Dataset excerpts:
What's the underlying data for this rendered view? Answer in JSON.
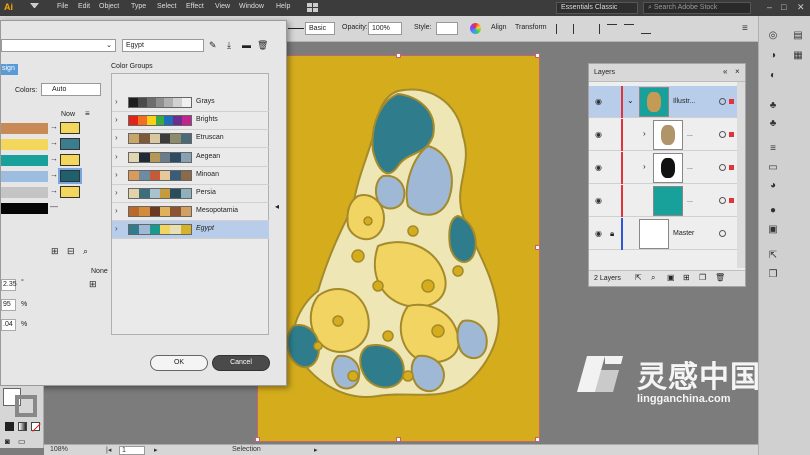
{
  "app": {
    "logo": "Ai",
    "menu": [
      "File",
      "Edit",
      "Object",
      "Type",
      "Select",
      "Effect",
      "View",
      "Window",
      "Help"
    ],
    "workspace": "Essentials Classic",
    "search_placeholder": "Search Adobe Stock"
  },
  "control_bar": {
    "stroke_profile": "Basic",
    "opacity_label": "Opacity:",
    "opacity_value": "100%",
    "style_label": "Style:",
    "align": "Align",
    "transform": "Transform"
  },
  "recolor_dialog": {
    "preset_name": "Egypt",
    "tab_label": "sign",
    "colors_label": "Colors:",
    "colors_value": "Auto",
    "new_label": "Now",
    "none_label": "None",
    "field_values": [
      "2.35",
      "95",
      ".04"
    ],
    "field_units": [
      "°",
      "%",
      "%"
    ],
    "color_groups_label": "Color Groups",
    "groups": [
      {
        "name": "Grays",
        "colors": [
          "#1e1e1e",
          "#4a4a4a",
          "#6d6d6d",
          "#8f8f8f",
          "#b0b0b0",
          "#d1d1d1",
          "#f0f0f0"
        ]
      },
      {
        "name": "Brights",
        "colors": [
          "#e2231a",
          "#f26f21",
          "#f7d117",
          "#3aa845",
          "#1d6fb8",
          "#6d2d8e",
          "#c2248f"
        ]
      },
      {
        "name": "Etruscan",
        "colors": [
          "#c9a56b",
          "#7c5a3a",
          "#d9c7a1",
          "#3c3c3c",
          "#8c8c6c",
          "#4a6a7a"
        ]
      },
      {
        "name": "Aegean",
        "colors": [
          "#e2d6b2",
          "#1f2a35",
          "#b39859",
          "#6d7c8a",
          "#2f4a63",
          "#8aa1b4"
        ]
      },
      {
        "name": "Minoan",
        "colors": [
          "#d99a5a",
          "#6d8ca2",
          "#c35b3a",
          "#e6c89a",
          "#3a5c77",
          "#8b6a4a"
        ]
      },
      {
        "name": "Persia",
        "colors": [
          "#e3d3a8",
          "#3d6e79",
          "#a9c2cf",
          "#c69b3c",
          "#2a4f5a",
          "#8fb1bb"
        ]
      },
      {
        "name": "Mesopotamia",
        "colors": [
          "#b9692b",
          "#d48b3c",
          "#6b3a22",
          "#e0b15a",
          "#8a5530",
          "#d1a062"
        ]
      },
      {
        "name": "Egypt",
        "colors": [
          "#2f7d8c",
          "#9fb8d6",
          "#1a9a8c",
          "#f1d462",
          "#e7e0b5",
          "#d6b22a"
        ]
      }
    ],
    "color_rows": [
      {
        "current": "#c88b57",
        "new": "#f2d75c"
      },
      {
        "current": "#f2d75c",
        "new": "#3b7c8e"
      },
      {
        "current": "#18a09a",
        "new": "#f2d75c"
      },
      {
        "current": "#9cbde0",
        "new": "#1f5f6e"
      },
      {
        "current": "#c4c4c4",
        "new": "#f2d75c"
      },
      {
        "current": "#050505",
        "new": ""
      }
    ],
    "ok_label": "OK",
    "cancel_label": "Cancel"
  },
  "layers_panel": {
    "title": "Layers",
    "rows": [
      {
        "name": "Illustr...",
        "selected": true
      },
      {
        "name": "...",
        "selected": false
      },
      {
        "name": "...",
        "selected": false
      },
      {
        "name": "...",
        "selected": false
      },
      {
        "name": "Master",
        "selected": false
      }
    ],
    "count": "2 Layers"
  },
  "status_bar": {
    "zoom": "108%",
    "page": "1",
    "tool": "Selection"
  },
  "watermark": {
    "title": "灵感中国",
    "url": "lingganchina.com"
  },
  "colors": {
    "artboard": "#d5ad1c",
    "selection": "#b8cdea",
    "teal": "#2f7d8c",
    "light_blue": "#9fb8d6",
    "yellow": "#f1d462",
    "cream": "#efe6b6"
  }
}
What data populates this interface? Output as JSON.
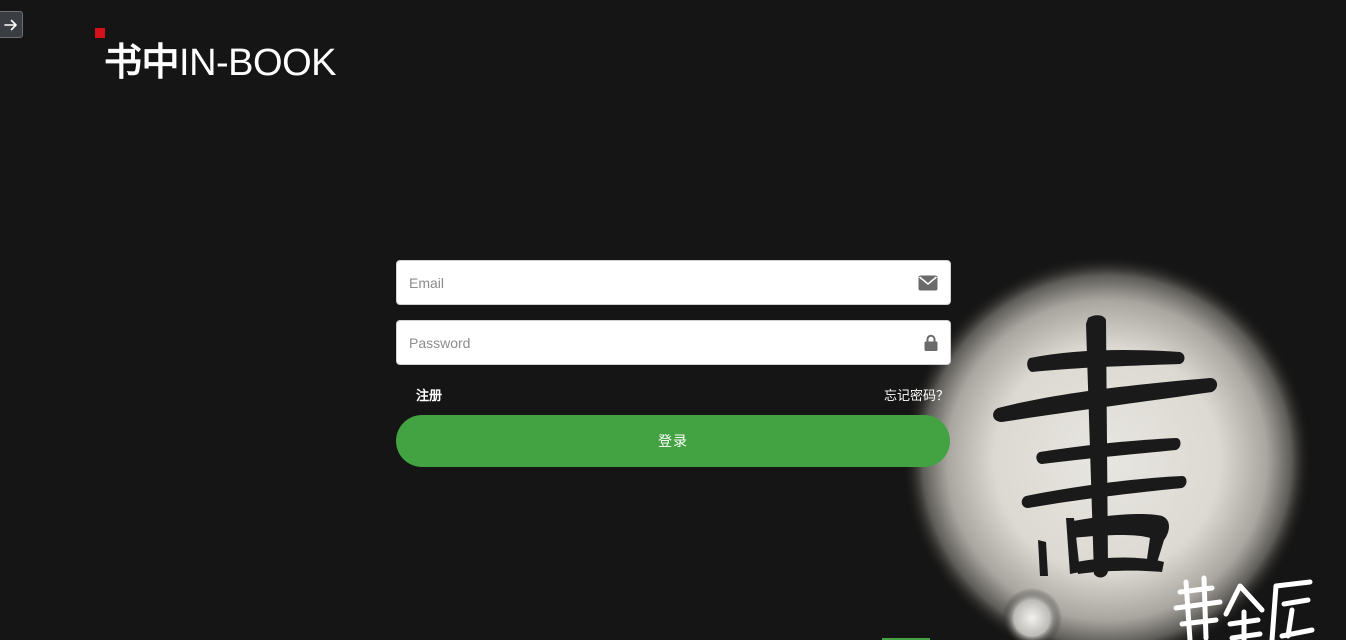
{
  "sidebar_toggle": {
    "icon": "arrow-right-icon"
  },
  "brand": {
    "name_cn": "书中",
    "name_en": "IN-BOOK",
    "accent_color": "#d4111b"
  },
  "login_form": {
    "email": {
      "placeholder": "Email",
      "value": "",
      "icon": "envelope-icon"
    },
    "password": {
      "placeholder": "Password",
      "value": "",
      "icon": "lock-icon"
    },
    "register_label": "注册",
    "forgot_label": "忘记密码？",
    "submit_label": "登录",
    "submit_color": "#43a242"
  },
  "decoration": {
    "main_character": "書",
    "signature": "黄金屋"
  }
}
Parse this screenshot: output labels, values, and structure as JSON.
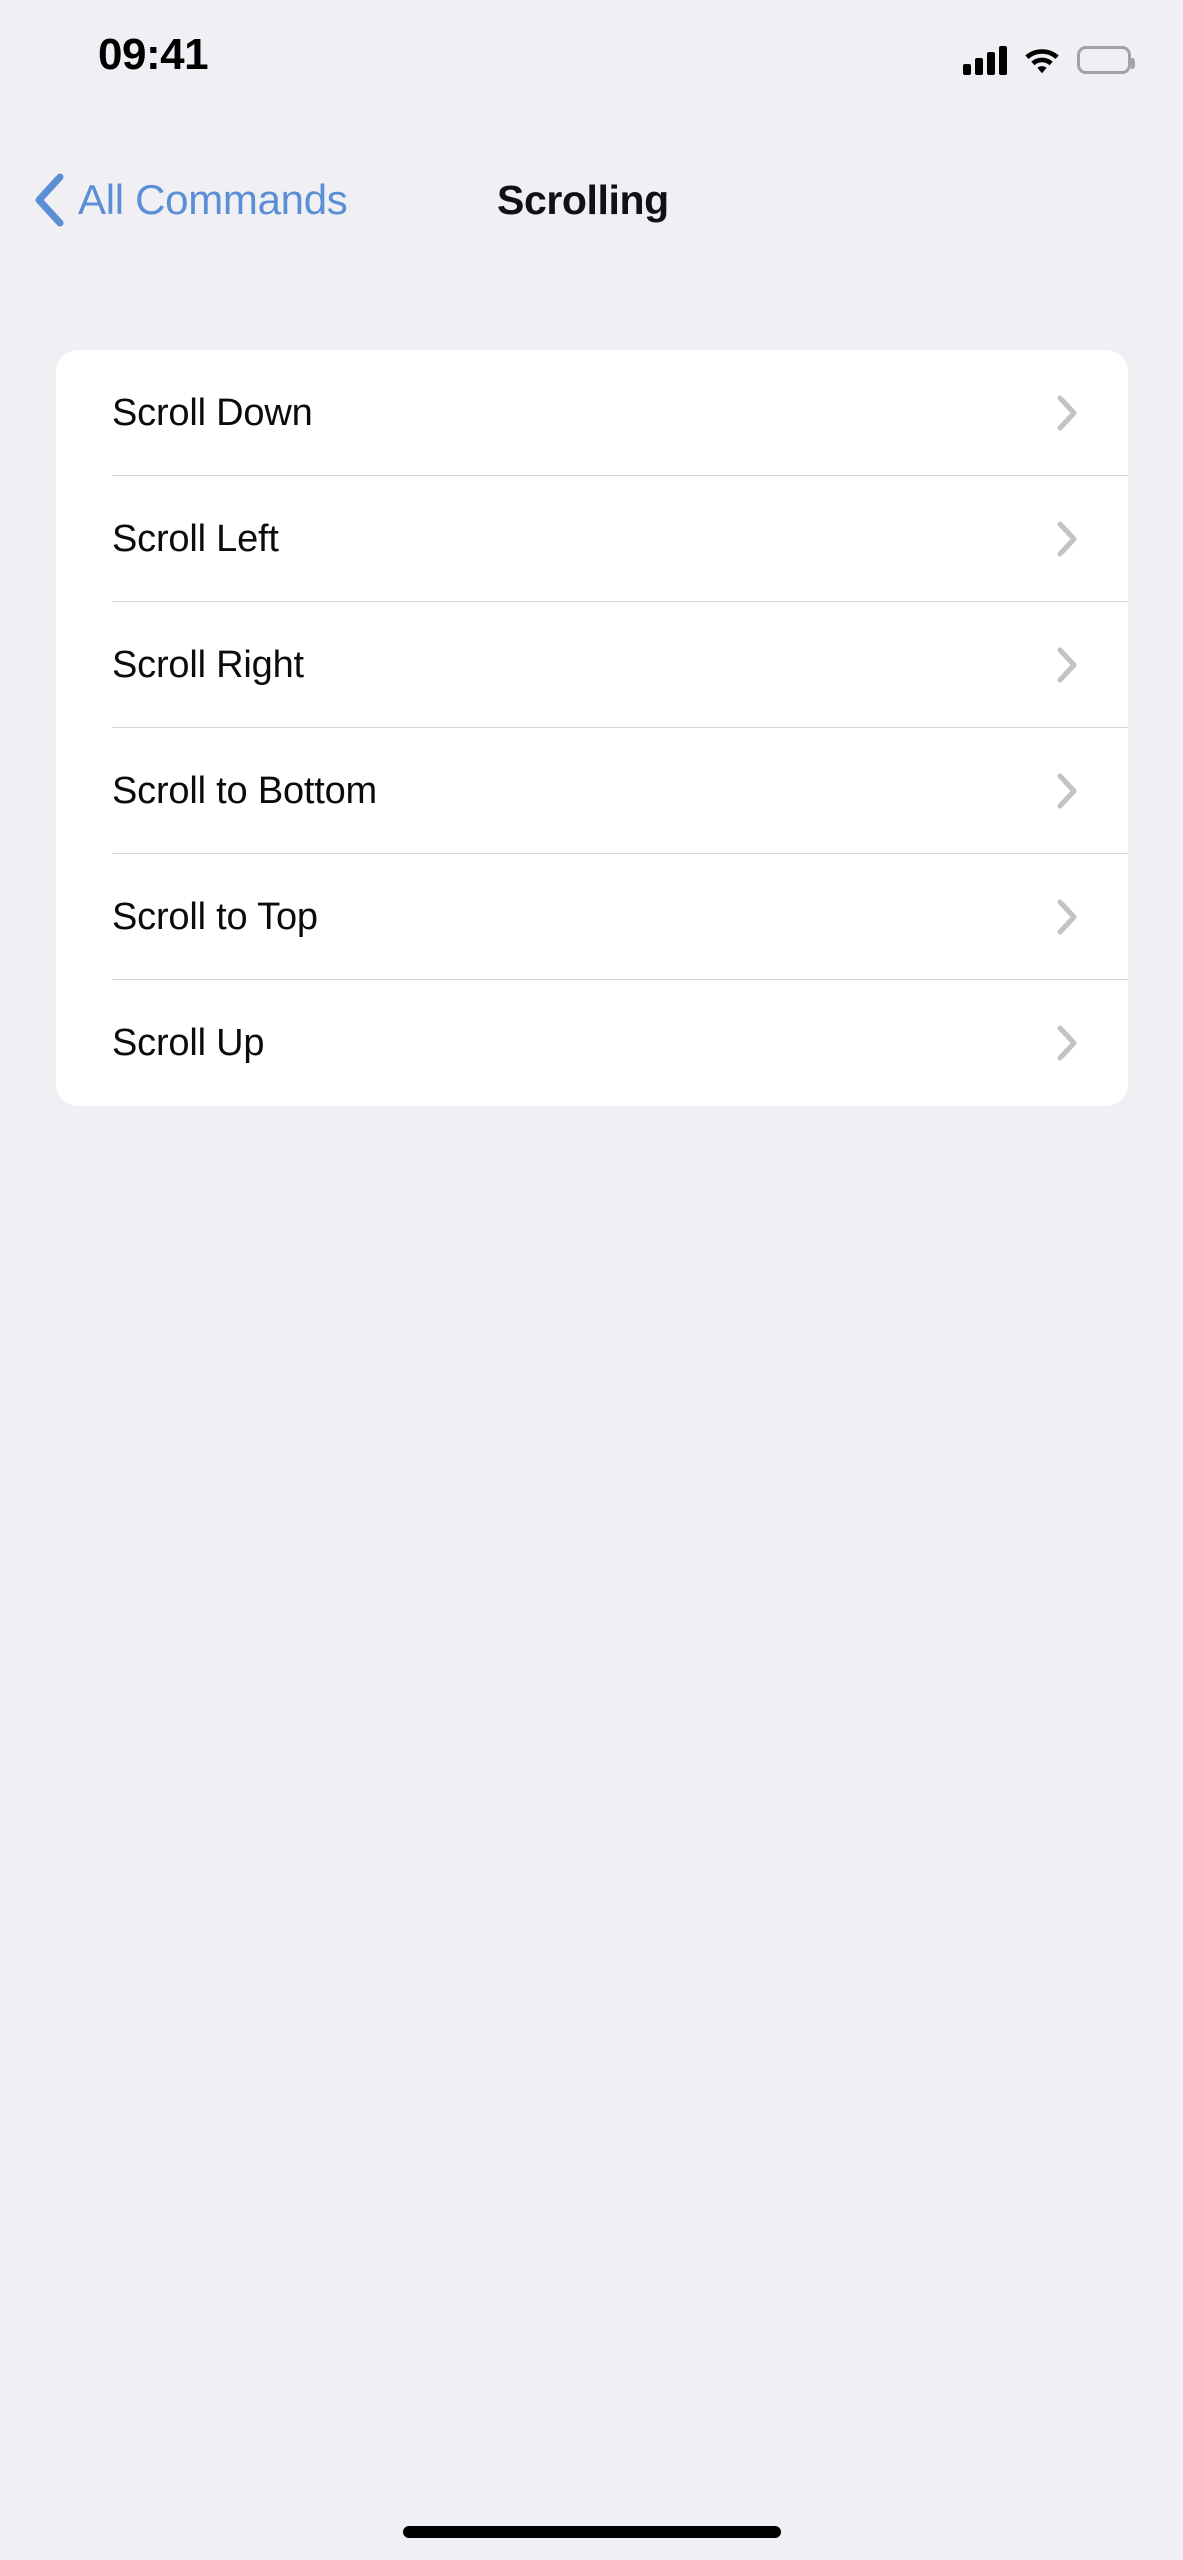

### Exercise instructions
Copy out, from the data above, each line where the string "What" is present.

### Exercise result
What's the underlying data for this rendered view? Answer in JSON.
What data populates this interface? Output as JSON.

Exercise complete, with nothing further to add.